Just one sleepless night raises levels of a protein linked to Alzheimer’s disease in the blood of young men. The finding suggests that laying down good sleep habits at an early age may help to ward off the condition.
People with Alzheimer’s disease have clumps of two sticky proteins – beta-amyloid and tau – in their brains. Previous research has found that one night of sleep deprivation increases beta-amyloid levels in people’s brains, but less is known about the effect on tau.
Jonathan Cedernaes at Uppsala University in Sweden and his colleagues invited 15 healthy young men with an average age of 22 to a sleep clinic. They measured tau levels in the men’s blood once after they had a full night’s sleep and again after a night of no sleep.
After the sleepless night, the men had an average 17 per cent increase in tau levels in their blood, compared with a 2 per cent increase after a good night’s sleep.
It is only a small study, and we don’t know if the same thing would be seen in women. But the finding adds to growing evidence that people with disrupted or irregular sleep patterns are more likely to develop Alzheimer’s disease decades down the track, says Cedernaes. “We believe this at least provides an indication that even young individuals should take care of their sleep,” he says.
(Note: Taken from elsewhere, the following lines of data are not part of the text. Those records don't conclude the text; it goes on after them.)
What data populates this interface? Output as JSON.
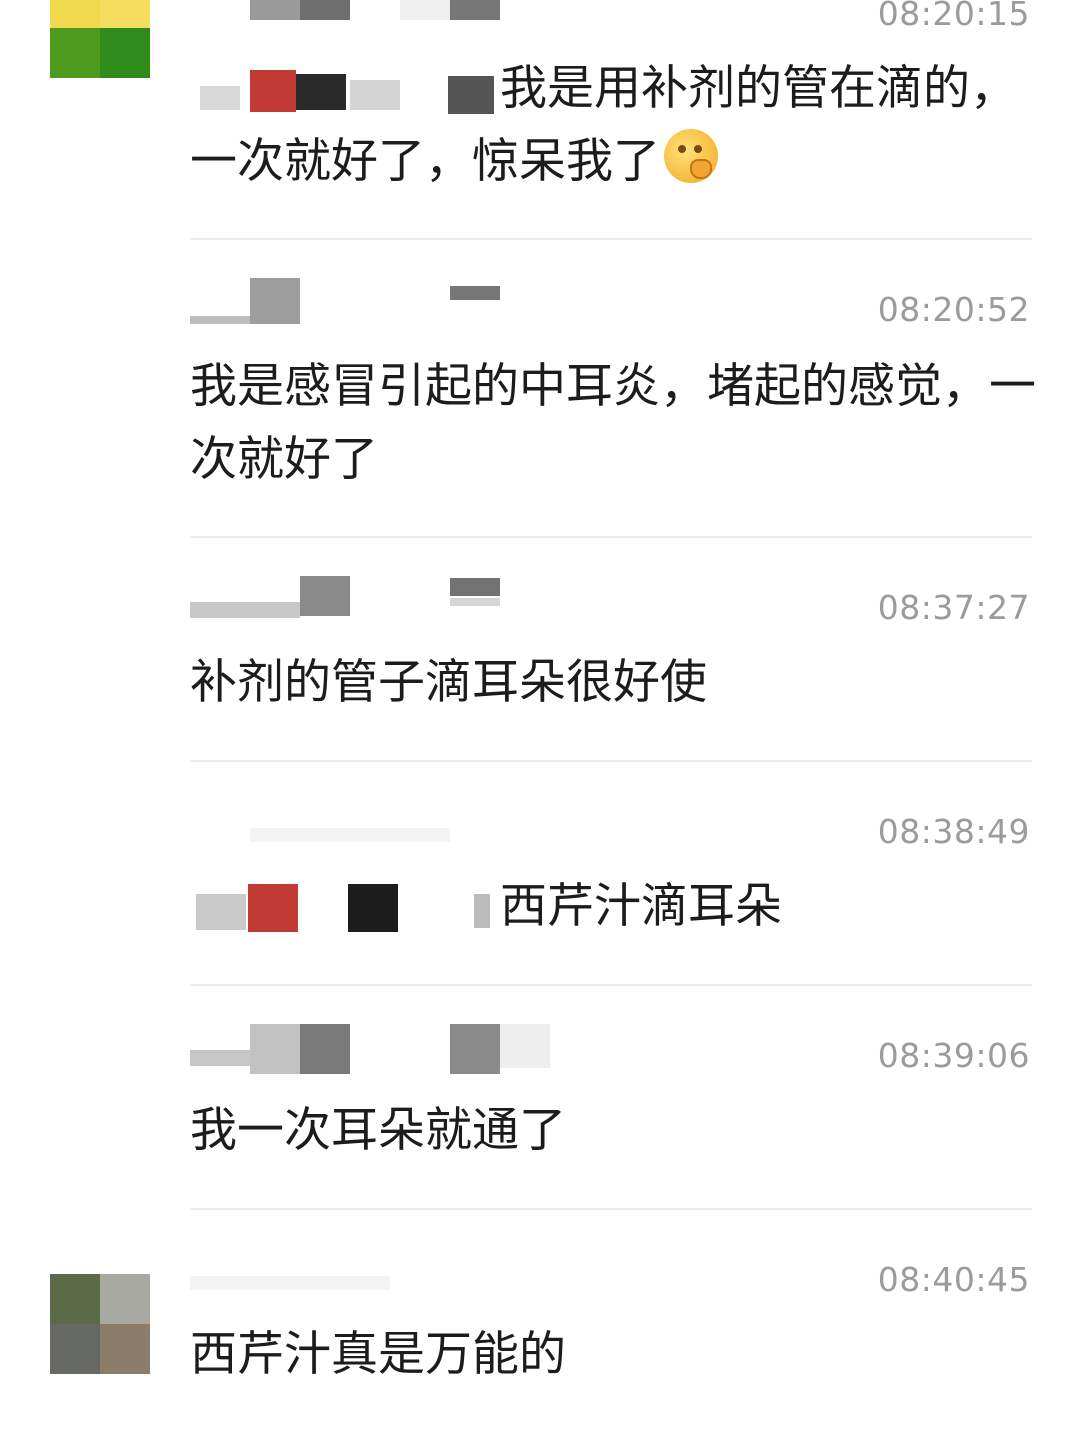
{
  "comments": [
    {
      "time": "08:20:15",
      "text": "我是用补剂的管在滴的，一次就好了，惊呆我了",
      "emoji": "thinking-face-emoji"
    },
    {
      "time": "08:20:52",
      "text": "我是感冒引起的中耳炎，堵起的感觉，一次就好了"
    },
    {
      "time": "08:37:27",
      "text": "补剂的管子滴耳朵很好使"
    },
    {
      "time": "08:38:49",
      "text": "西芹汁滴耳朵"
    },
    {
      "time": "08:39:06",
      "text": "我一次耳朵就通了"
    },
    {
      "time": "08:40:45",
      "text": "西芹汁真是万能的"
    }
  ],
  "colors": {
    "time": "#9b9b9b",
    "text": "#1c1c1c",
    "divider": "#ececec"
  }
}
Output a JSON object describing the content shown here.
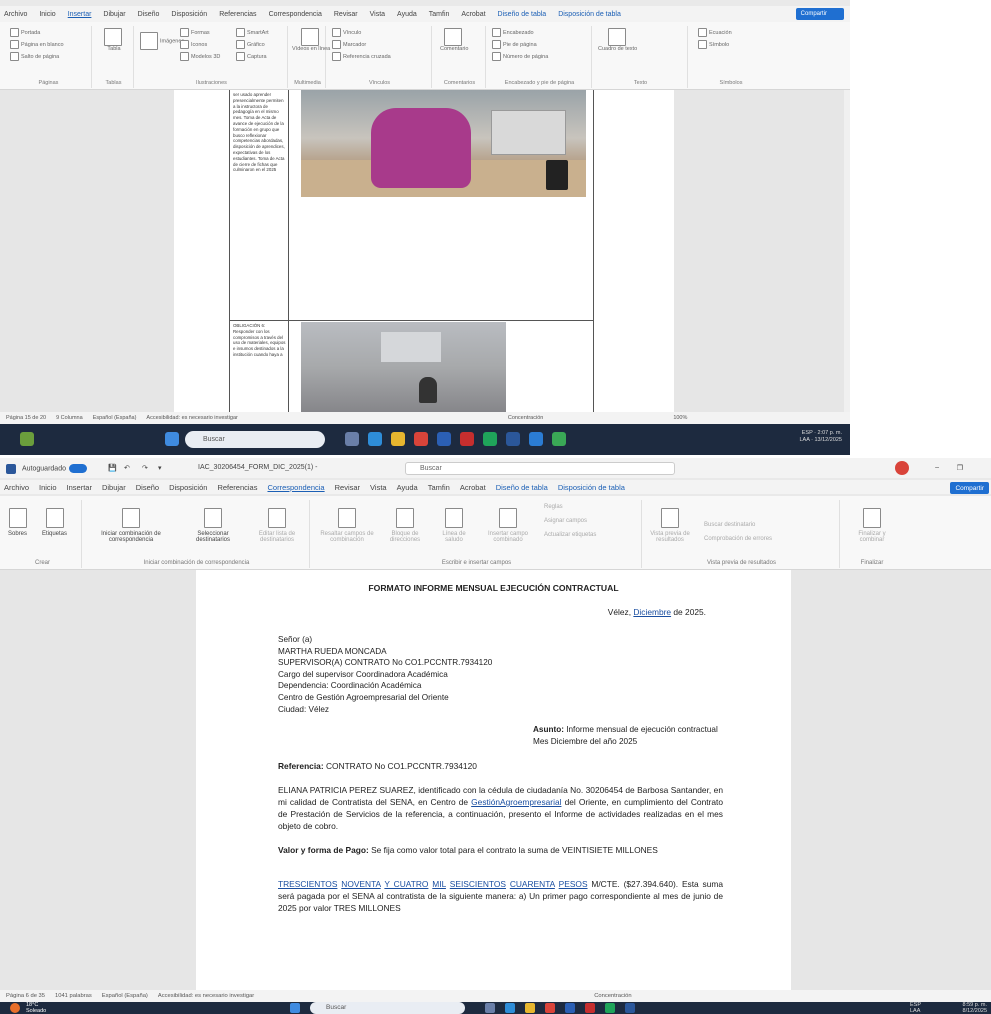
{
  "top": {
    "menu": [
      "Archivo",
      "Inicio",
      "Insertar",
      "Dibujar",
      "Diseño",
      "Disposición",
      "Referencias",
      "Correspondencia",
      "Revisar",
      "Vista",
      "Ayuda",
      "Tamfin",
      "Acrobat"
    ],
    "menu_active": "Insertar",
    "menu_extra": [
      "Diseño de tabla",
      "Disposición de tabla"
    ],
    "share_label": "Compartir",
    "ribbon_groups": [
      {
        "label": "Páginas",
        "items": [
          "Portada",
          "Página en blanco",
          "Salto de página"
        ]
      },
      {
        "label": "Tablas",
        "items": [
          "Tabla"
        ]
      },
      {
        "label": "Ilustraciones",
        "items": [
          "Imágenes",
          "Formas",
          "Iconos",
          "Modelos 3D",
          "SmartArt",
          "Gráfico",
          "Captura"
        ]
      },
      {
        "label": "Multimedia",
        "items": [
          "Vídeos en línea"
        ]
      },
      {
        "label": "Vínculos",
        "items": [
          "Vínculo",
          "Marcador",
          "Referencia cruzada"
        ]
      },
      {
        "label": "Comentarios",
        "items": [
          "Comentario"
        ]
      },
      {
        "label": "Encabezado y pie de página",
        "items": [
          "Encabezado",
          "Pie de página",
          "Número de página"
        ]
      },
      {
        "label": "Texto",
        "items": [
          "Cuadro de texto"
        ]
      },
      {
        "label": "Símbolos",
        "items": [
          "Ecuación",
          "Símbolo"
        ]
      }
    ],
    "table_cell_text": "ser usado aprender presencialmente permiten a la instructora de pedagogía en el mismo mes. Toma de Acta de avance de ejecución de la formación en grupo que busco reflexionar competencias abordadas, disposición de aprendices, expectativas de los estudiantes. Toma de Acta de cierre de fichas que culminaron en el 2025",
    "table_cell_text2": "OBLIGACIÓN 6: Responder con los compromisos a través del uso de materiales, equipos e insumos destinados a la institución cuando haya a",
    "status": [
      "Página 15 de 20",
      "9 Columna",
      "Español (España)",
      "Accesibilidad: es necesario investigar"
    ],
    "status_right": "Concentración",
    "zoom": "100%",
    "search_placeholder": "Buscar",
    "clock": [
      "2:07 p. m.",
      "13/12/2025"
    ],
    "lang": [
      "ESP",
      "LAA"
    ]
  },
  "bottom": {
    "autosave_label": "Autoguardado",
    "filename": "IAC_30206454_FORM_DIC_2025(1) -",
    "search_placeholder": "Buscar",
    "menu": [
      "Archivo",
      "Inicio",
      "Insertar",
      "Dibujar",
      "Diseño",
      "Disposición",
      "Referencias",
      "Correspondencia",
      "Revisar",
      "Vista",
      "Ayuda",
      "Tamfin",
      "Acrobat"
    ],
    "menu_active": "Correspondencia",
    "menu_extra": [
      "Diseño de tabla",
      "Disposición de tabla"
    ],
    "share_label": "Compartir",
    "ribbon": {
      "crear": {
        "label": "Crear",
        "buttons": [
          "Sobres",
          "Etiquetas"
        ]
      },
      "iniciar": {
        "label": "Iniciar combinación de correspondencia",
        "buttons": [
          "Iniciar combinación de correspondencia",
          "Seleccionar destinatarios",
          "Editar lista de destinatarios"
        ]
      },
      "escribir": {
        "label": "Escribir e insertar campos",
        "buttons": [
          "Resaltar campos de combinación",
          "Bloque de direcciones",
          "Línea de saludo",
          "Insertar campo combinado",
          "Reglas",
          "Asignar campos",
          "Actualizar etiquetas"
        ]
      },
      "vista": {
        "label": "Vista previa de resultados",
        "buttons": [
          "Vista previa de resultados",
          "Buscar destinatario",
          "Comprobación de errores"
        ]
      },
      "finalizar": {
        "label": "Finalizar",
        "buttons": [
          "Finalizar y combinar"
        ]
      }
    },
    "doc": {
      "title": "FORMATO INFORME MENSUAL EJECUCIÓN CONTRACTUAL",
      "city_prefix": "Vélez, ",
      "city_month": "Diciembre",
      "city_suffix": " de 2025.",
      "address": [
        "Señor (a)",
        "MARTHA RUEDA MONCADA",
        "SUPERVISOR(A) CONTRATO No CO1.PCCNTR.7934120",
        "Cargo del supervisor Coordinadora Académica",
        "Dependencia: Coordinación Académica",
        "Centro de Gestión Agroempresarial del Oriente",
        "Ciudad: Vélez"
      ],
      "subject_label": "Asunto:",
      "subject_text": " Informe mensual de ejecución contractual Mes Diciembre del año 2025",
      "ref_label": "Referencia:",
      "ref_text": " CONTRATO No CO1.PCCNTR.7934120",
      "para_a": "ELIANA PATRICIA PEREZ SUAREZ, identificado con la cédula de ciudadanía No. 30206454 de Barbosa Santander, en mi calidad de Contratista del SENA, en Centro de ",
      "para_link": "GestiónAgroempresarial",
      "para_b": " del Oriente, en cumplimiento del Contrato de Prestación de Servicios de la referencia, a continuación, presento el Informe de actividades realizadas en el mes objeto de cobro.",
      "pay_label": "Valor y forma de Pago:",
      "pay_text": " Se fija como valor total para el contrato la suma de VEINTISIETE MILLONES",
      "amt_words": [
        "TRESCIENTOS",
        "NOVENTA",
        "Y CUATRO",
        "MIL",
        "SEISCIENTOS",
        "CUARENTA",
        "PESOS"
      ],
      "amt_text": " M/CTE. ($27.394.640). Esta suma será pagada por el SENA al contratista de la siguiente manera: a) Un primer pago correspondiente al mes de junio de 2025 por valor TRES MILLONES"
    },
    "status": [
      "Página 6 de 35",
      "1041 palabras",
      "Español (España)",
      "Accesibilidad: es necesario investigar"
    ],
    "status_right": "Concentración",
    "weather": [
      "18°C",
      "Soleado"
    ],
    "clock": [
      "8:59 p. m.",
      "8/12/2025"
    ],
    "lang": [
      "ESP",
      "LAA"
    ]
  },
  "colors": {
    "accent": "#1f6fd1",
    "taskbar": "#1d2a3f",
    "link": "#1a4ea0"
  }
}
More research is needed to confirm that sleep deprivation increases tau in the brain, since levels in the blood aren’t necessarily indicative of those in the brain, says Cedernaes. Higher blood levels of tau after sleep deprivation could be a sign that the brain is clearing out the protein rather than accumulating it, he says.
If tau does indeed accumulate in the brains of young people after sleep deprivation, clinical trials should test whether optimising sleep helps to slow or prevent this build-up, and in turn lowers their risk of developing Alzheimer’s disease, says Cedernaes.
Tau is also involved in Parkinson’s disease and Creutzfeldt-Jakob disease, but the role it plays in these conditions and Alzheimer’s is unclear. Similarly, while lack of sleep has been linked to Alzheimer’s disease, it is possible that this is an early sign of the condition, rather than a contributing factor.
Journal reference: Neurology, DOI: 10.1212/WNL.0000000000008866